1. Get Your Property in Rentable Condition
In general, you will need to make sure your rental property is safe, everything in it is working, and it is clean. We have detailed what you need to get your property ready to rent in our article, Ready to Rent: A Checklist for Landlords.
Keep in mind that as a landlord, there are safety standards you must adhere to per your city and county codes. Not meeting those standards leaves you open to liability. We recommend searching for your county and city housing codes or landlord laws through an online search.
In Virginia, the Residential Landlord and Tenant Act outlines the specific things you are responsible for as a landlord.
2. Assess Your Property Value
Once you have gotten your property into rentable condition, you’ll have to look at your property and evaluate it against the current rental market in your area. You may find that it’s time to make renovations to your property as making upgrades can lead to a higher rent rate and a shorter time to occupancy.
Look at comparable properties in your area to see how your property stands up next to them. You can review sites like Zillow, Trulia, Hotpads, and Homefinder to find homes in your neighborhood that are similar to yours. Look for properties with the same number of bedrooms, bathrooms, square footage and amenities, (Like garages, walk-in closets, modern kitchens, proximity to schools and shopping, etc.) so that you can make an apples-to-apples comparison. You can also contact us for a free rental price analysis. Our video also explains more on this topic.
3. Decide If You Are Going to Manage the Property Yourself
If you live nearby, have a flexible schedule, and are handy around the house, you may want to manage the property yourself. (Read our article, Are You Cut Out To Be A Landlord? to understand more about the skills you need to manage your property.) You’ll need to market your property, (How to Market Your Rental Property) find tenants, (How To Choose the Right Tenants) and attend to the day-to-day maintenance (What Maintenance Am I Responsible For as a Landlord?).

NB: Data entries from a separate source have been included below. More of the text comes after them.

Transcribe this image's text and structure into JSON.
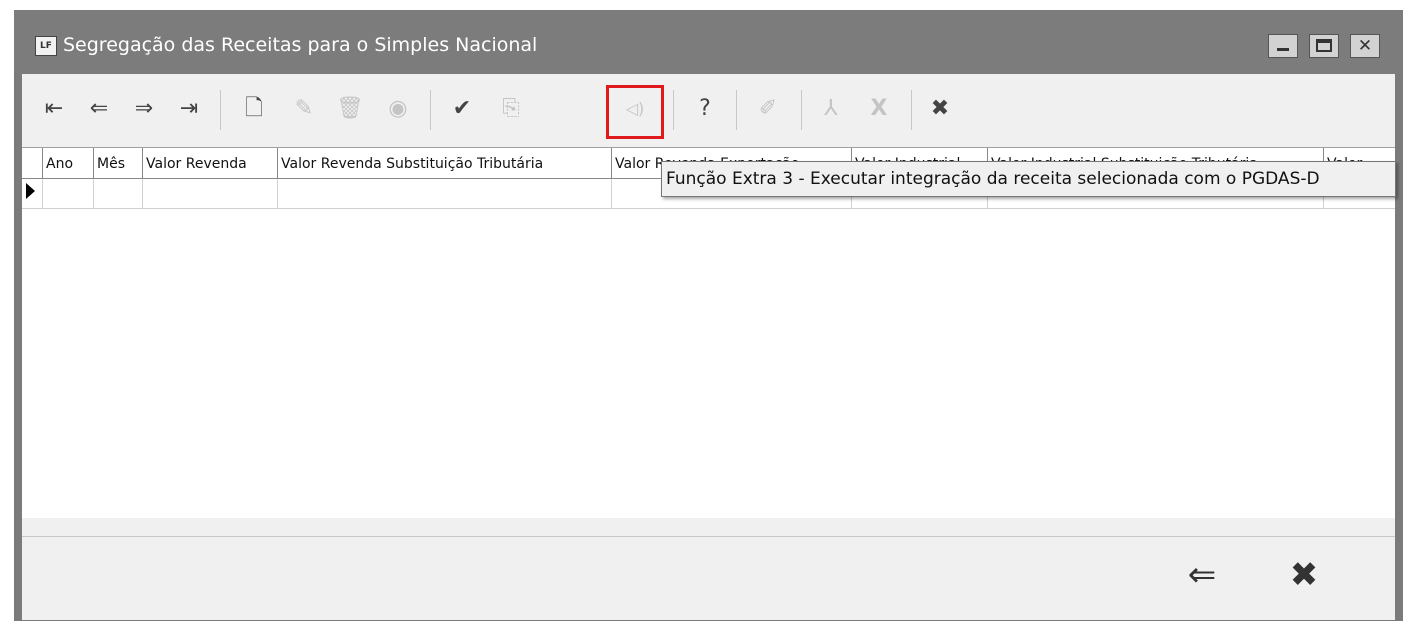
{
  "window": {
    "title": "Segregação das Receitas para o Simples Nacional",
    "icon_text": "LF",
    "minimize_glyph": "",
    "maximize_glyph": "",
    "close_glyph": "✕"
  },
  "toolbar": {
    "buttons": [
      {
        "name": "first-record",
        "icon": "⇤",
        "enabled": true
      },
      {
        "name": "previous-record",
        "icon": "⇐",
        "enabled": true
      },
      {
        "name": "next-record",
        "icon": "⇒",
        "enabled": true
      },
      {
        "name": "last-record",
        "icon": "⇥",
        "enabled": true
      },
      {
        "name": "new-record",
        "icon": "🗋",
        "enabled": true
      },
      {
        "name": "edit-record",
        "icon": "✎",
        "enabled": false
      },
      {
        "name": "delete-record",
        "icon": "🗑",
        "enabled": false
      },
      {
        "name": "view-record",
        "icon": "◉",
        "enabled": false
      },
      {
        "name": "confirm",
        "icon": "✔",
        "enabled": true
      },
      {
        "name": "extra-function-2",
        "icon": "⎘",
        "enabled": false
      },
      {
        "name": "extra-function-3",
        "icon": "◁)",
        "enabled": false
      },
      {
        "name": "help",
        "icon": "?",
        "enabled": true
      },
      {
        "name": "notes",
        "icon": "✐",
        "enabled": false
      },
      {
        "name": "export-pdf",
        "icon": "⅄",
        "enabled": false
      },
      {
        "name": "export-excel",
        "icon": "X",
        "enabled": false
      },
      {
        "name": "close",
        "icon": "✖",
        "enabled": true
      }
    ]
  },
  "grid": {
    "columns": [
      "Ano",
      "Mês",
      "Valor Revenda",
      "Valor Revenda Substituição Tributária",
      "Valor Revenda Exportação",
      "Valor Industrial",
      "Valor Industrial Substituição Tributária",
      "Valor"
    ]
  },
  "tooltip": {
    "text": "Função Extra 3 - Executar integração da receita selecionada com o PGDAS-D"
  },
  "footer": {
    "back_icon": "⇐",
    "close_icon": "✖"
  },
  "colors": {
    "highlight": "#e0191c",
    "titlebar": "#7c7c7c"
  }
}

If you don’t live near your rental property, or the prospect of finding tenants and being on call for maintenance leaves you less than enthused, you will need to find someone to manage it for you. There are plenty of professional property management companies to choose from, but they are not all the same. You’ll need to screen them carefully. (Read our article Top 10 Questions to ask a Property Management Company.) If you’re not sure what you can expect from a property manager, read our article, What Does a Property Manager Do? After reading the resources we have outlined above, you will be able to decide how you’re going to handle the management of your rental property.
4. Find a Good Accountant, or Set Up Your Financial Reporting Systems
Running your rental business will require keeping records of all your income and expenses. If your rental earns a profit for the year, you will have to pay quarterly taxes on that income, If you expect to owe more than $1,000 in income tax from your rental business, the IRS will require pre-payment of those taxes during the year. Get an accountant or accounting system in place before you find your first tenant. If you decide to hire a property management firm, they will handle the bulk of the financial accounting that you can then hand off to your accountant.
As you have probably gleaned from this list, becoming a landlord is not a quick or easy route to riches. There are a lot of steps involved and a fair amount of risk. You can mitigate hazards by being informed and having experienced professionals on your side. Consult an attorney and accountant for legal and tax assistance. And look to professional property management for help with leasing your property and managing it. What you spend now in consulting fees will save you in the long run. (Read: How Much is Property Management? Is It Worth It?)
We are happy to answer any of your questions. Contact us to discuss your property.